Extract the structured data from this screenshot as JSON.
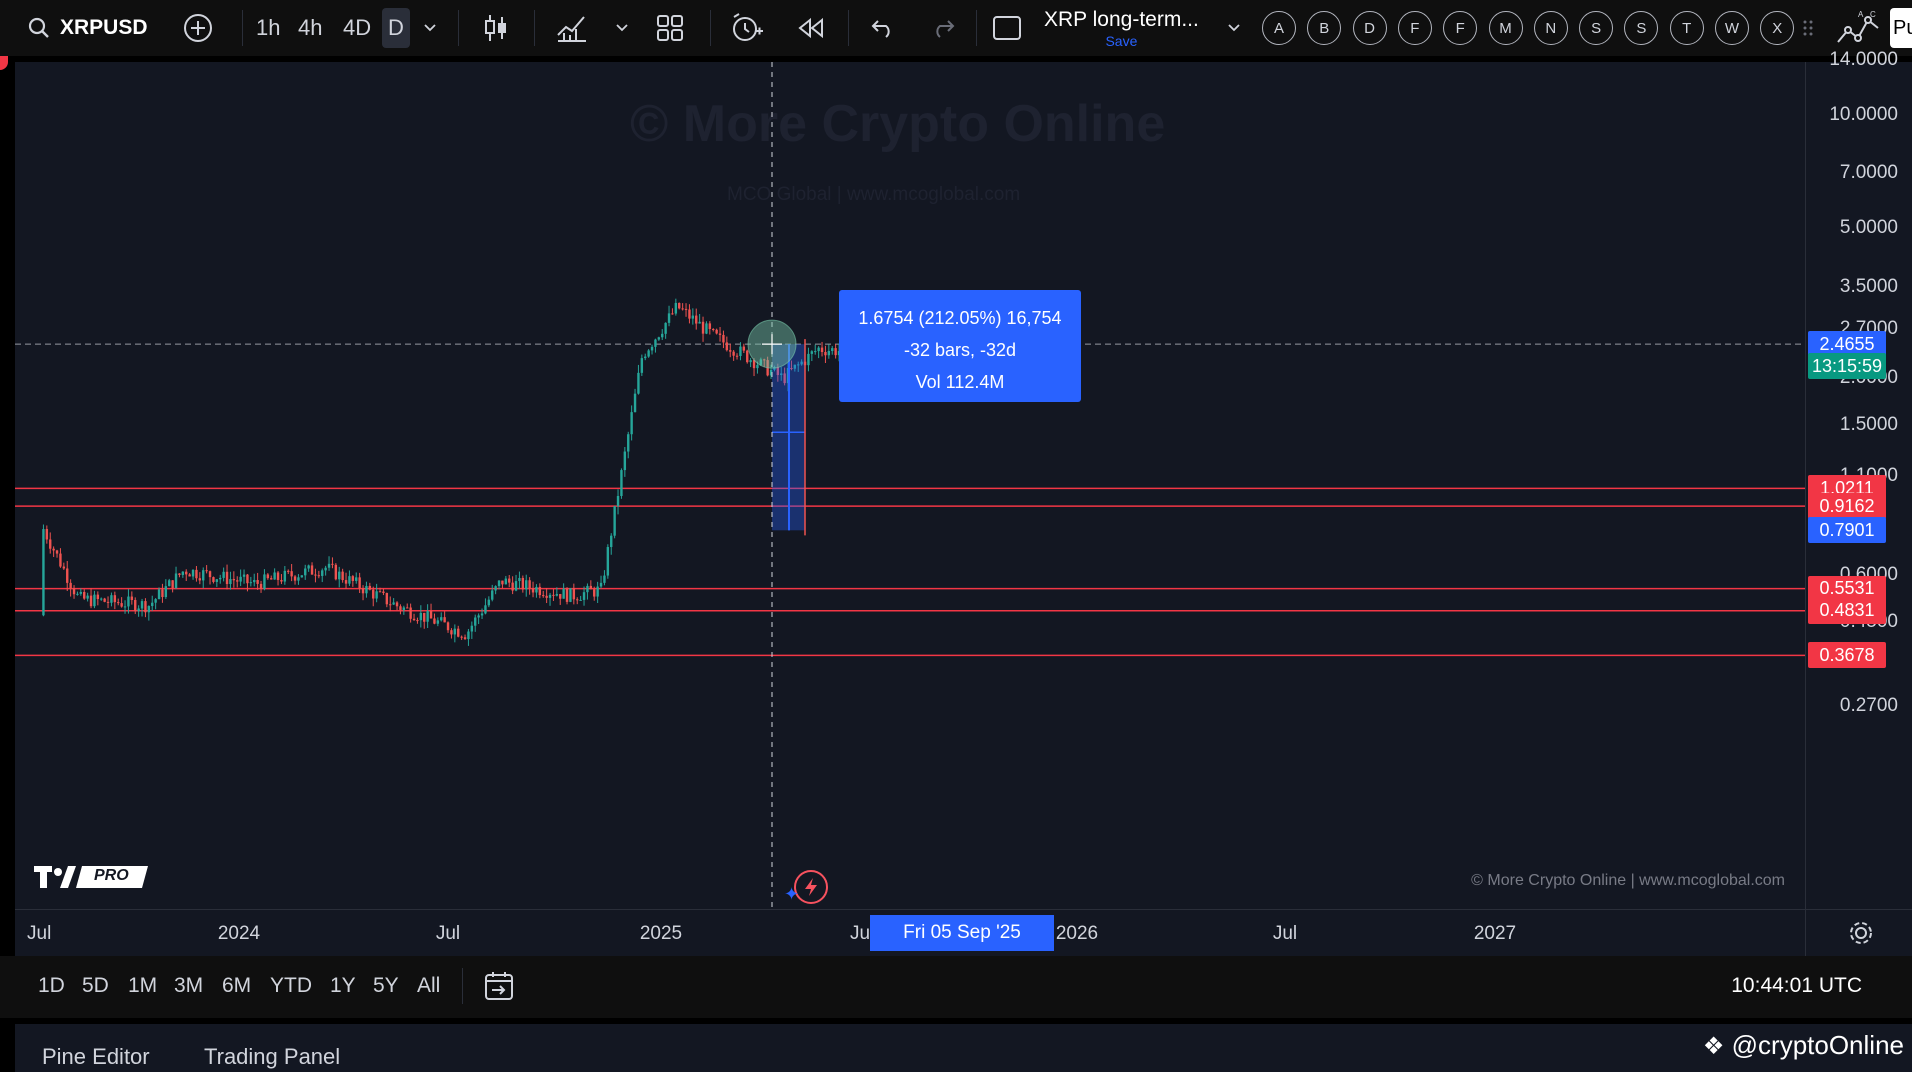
{
  "toolbar": {
    "symbol": "XRPUSD",
    "intervals": [
      "1h",
      "4h",
      "4D",
      "D"
    ],
    "active_interval": "D",
    "layout_name": "XRP long-term...",
    "save_label": "Save",
    "alphabet_buttons": [
      "A",
      "B",
      "D",
      "F",
      "F",
      "M",
      "N",
      "S",
      "S",
      "T",
      "W",
      "X"
    ],
    "right_cut_label": "Pu"
  },
  "watermark": {
    "title": "© More Crypto Online",
    "subtitle": "MCO Global   |   www.mcoglobal.com",
    "footer_copyright": "© More Crypto Online   |   www.mcoglobal.com"
  },
  "tv_badge": "PRO",
  "price_axis": {
    "ticks": [
      "14.0000",
      "10.0000",
      "7.0000",
      "5.0000",
      "3.5000",
      "2.7000",
      "2.0000",
      "1.5000",
      "1.1000",
      "0.6000",
      "0.4500",
      "0.2700"
    ],
    "current_price": "2.4655",
    "countdown": "13:15:59",
    "level_labels": [
      {
        "value": "1.0211",
        "color": "#f23645"
      },
      {
        "value": "0.9162",
        "color": "#f23645"
      },
      {
        "value": "0.7901",
        "color": "#2962ff"
      },
      {
        "value": "0.5531",
        "color": "#f23645"
      },
      {
        "value": "0.4831",
        "color": "#f23645"
      },
      {
        "value": "0.3678",
        "color": "#f23645"
      }
    ]
  },
  "time_axis": {
    "ticks": [
      "Jul",
      "2024",
      "Jul",
      "2025",
      "Ju",
      "'25",
      "2026",
      "Jul",
      "2027"
    ],
    "crosshair_date": "Fri 05 Sep '25"
  },
  "measure_tooltip": {
    "line1": "1.6754 (212.05%) 16,754",
    "line2": "-32 bars, -32d",
    "line3": "Vol 112.4M"
  },
  "range_buttons": [
    "1D",
    "5D",
    "1M",
    "3M",
    "6M",
    "YTD",
    "1Y",
    "5Y",
    "All"
  ],
  "clock": "10:44:01 UTC",
  "footer": {
    "tabs": [
      "Pine Editor",
      "Trading Panel"
    ],
    "promo": "@cryptoOnline"
  },
  "colors": {
    "background": "#131722",
    "support_line": "#f23645",
    "measure_blue": "#2962ff",
    "price_green": "#089981"
  },
  "chart_data": {
    "type": "candlestick",
    "symbol": "XRPUSD",
    "scale": "log",
    "ylim": [
      0.25,
      15
    ],
    "horizontal_levels": [
      1.0211,
      0.9162,
      0.5531,
      0.4831,
      0.3678
    ],
    "current_price": 2.4655,
    "measure_target": 0.7901,
    "approx_price_path": [
      {
        "date": "2023-07",
        "close": 0.47
      },
      {
        "date": "2023-07-13",
        "close": 0.82
      },
      {
        "date": "2023-08",
        "close": 0.52
      },
      {
        "date": "2023-10",
        "close": 0.5
      },
      {
        "date": "2023-11",
        "close": 0.62
      },
      {
        "date": "2024-01",
        "close": 0.57
      },
      {
        "date": "2024-03",
        "close": 0.63
      },
      {
        "date": "2024-05",
        "close": 0.5
      },
      {
        "date": "2024-07",
        "close": 0.42
      },
      {
        "date": "2024-08",
        "close": 0.58
      },
      {
        "date": "2024-10",
        "close": 0.53
      },
      {
        "date": "2024-11-10",
        "close": 0.55
      },
      {
        "date": "2024-12",
        "close": 2.3
      },
      {
        "date": "2025-01",
        "close": 3.1
      },
      {
        "date": "2025-02",
        "close": 2.6
      },
      {
        "date": "2025-04",
        "close": 2.0
      },
      {
        "date": "2025-05",
        "close": 2.4
      },
      {
        "date": "2025-07",
        "close": 2.3
      },
      {
        "date": "2025-08",
        "close": 2.8
      },
      {
        "date": "2025-09",
        "close": 2.47
      }
    ]
  }
}
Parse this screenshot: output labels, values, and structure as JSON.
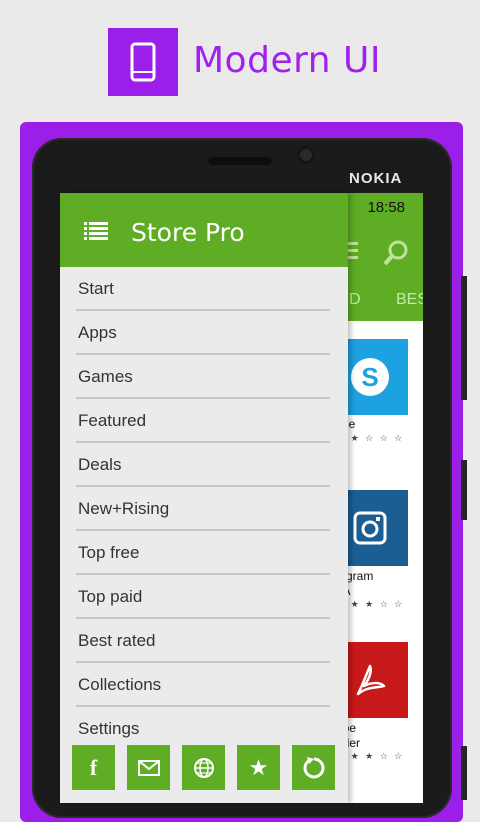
{
  "header": {
    "title": "Modern UI",
    "tile_icon": "phone-icon"
  },
  "device": {
    "brand": "NOKIA"
  },
  "status_bar": {
    "time": "18:58"
  },
  "store_background": {
    "tabs": [
      "AID",
      "BES"
    ],
    "apps": [
      {
        "name": "ype",
        "stars": "★ ★ ☆ ☆ ☆",
        "price": "e",
        "tile_color": "#1da1e0",
        "icon": "skype-icon"
      },
      {
        "name": "tagram",
        "name2": "TA",
        "stars": "★ ★ ★ ☆ ☆",
        "price": "e",
        "tile_color": "#1b5e93",
        "icon": "instagram-icon"
      },
      {
        "name": "obe",
        "name2": "ader",
        "stars": "★ ★ ★ ☆ ☆",
        "price": "e",
        "tile_color": "#c8191a",
        "icon": "pdf-icon"
      }
    ]
  },
  "drawer": {
    "title": "Store Pro",
    "menu_icon": "list-icon",
    "items": [
      {
        "label": "Start"
      },
      {
        "label": "Apps"
      },
      {
        "label": "Games"
      },
      {
        "label": "Featured"
      },
      {
        "label": "Deals"
      },
      {
        "label": "New+Rising"
      },
      {
        "label": "Top free"
      },
      {
        "label": "Top paid"
      },
      {
        "label": "Best rated"
      },
      {
        "label": "Collections"
      },
      {
        "label": "Settings"
      }
    ],
    "bottom_buttons": [
      {
        "icon": "facebook-icon",
        "glyph": "f"
      },
      {
        "icon": "mail-icon"
      },
      {
        "icon": "globe-icon"
      },
      {
        "icon": "star-icon",
        "glyph": "★"
      },
      {
        "icon": "sync-icon"
      }
    ]
  },
  "colors": {
    "accent_green": "#5ead25",
    "brand_purple": "#9b1fe8"
  }
}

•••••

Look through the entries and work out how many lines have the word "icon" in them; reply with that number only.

10